This story of “community survival,” as Dusinberre puts it in the subtitle of the book, begins with a portrait of a glorious past during the Tokugawa era. Though Kaminoseki was physically remote from the center of economic and political power at the time, Dusinberre emphasizes that it was no backwater. Due to its position as a stopping point for both Korean embassies and powerful daimyō heading to Edo on alternate attendance, it was a relatively cosmopolitan place. Moreover, for Kaminoseki the Tokugawa period was a time of economic vigor. The opening of a “western circuit” by which rice [End Page 123] from Japan’s northeastern region could be shipped to Osaka via the Inland Sea generated a range of economic opportunities for local residents. As a result, during the second half of the Tokugawa period, a growing proportion of Kaminoseki’s population turned partly or wholly to by-employments for their livelihoods—a development that, in Thomas C. Smith’s formulation,2 put the region on the cutting edge of Japan’s economic modernization. Finally, Kaminoseki was in Chōshū domain, and Dusinberre shows how the community’s ties to the anti-bakufu movement gave it a supporting role in the Meiji Restoration. Dusinberre thus positions Tokugawa-era Kaminoseki at the vanguard of a whole range of proto-modern developments.

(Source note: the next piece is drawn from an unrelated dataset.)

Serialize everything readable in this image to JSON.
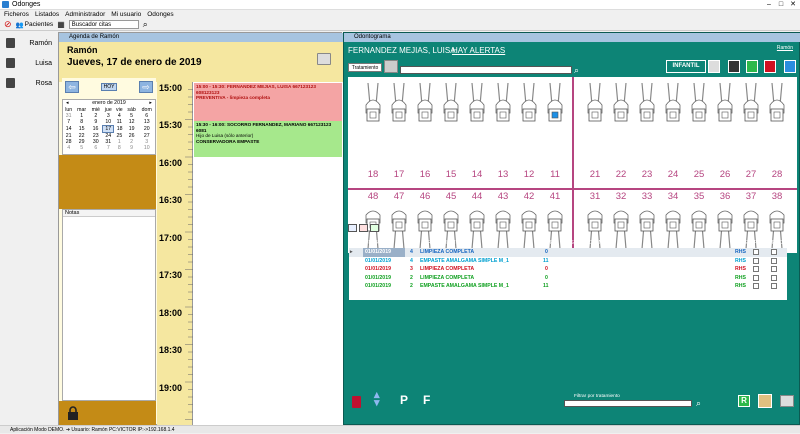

The next section of the book, which focuses on the Tokugawa-Meiji transition in Kaminoseki, offers a pause in the narrative. Dusinberre’s emphasis in this section is on the continuity in Kaminoseki’s leadership and social structure across the early modern–modern divide. Other scholars of the Tokugawa-Meiji transition have developed this point at some length. Partner, Bernstein, and William Steele,3 for example, have tracked elite families across the nineteenth century and have examined the strategies by which they maintained their status—sometimes by taking advantage of new economic opportunities, and sometimes by investing in other forms of capital in order to make up for a decline in their economic position. Dusinberre addresses this issue as well, but his greater contribution lies in his efforts to trace out how premodern, hierarchical social networks in Kaminoseki continued to shape local life in the modern and contemporary periods. For example, he examines the kanmai festival, a centuries-old Shintō ritual in Kaminoseki, to show how political and economic leadership in the community was rooted in historical narratives and ritual practice. He also demonstrates how the relationships forged under the kabu-uchi system of shared land ownership in the Tokugawa era continued to shape patterns of local social cooperation (business ties, marriage choices, etc.) throughout the twentieth century. His points about the multistranded nature of local political authority and the persistence of hierarchical social networks will be familiar to historians, but Dusinberre’s knowledge of the people and places in Kaminoseki enables him to develop these points with remarkable specificity and richness.

As Dusinberre turns his attention to the late nineteenth and twentieth centuries, he traces the persistence of these...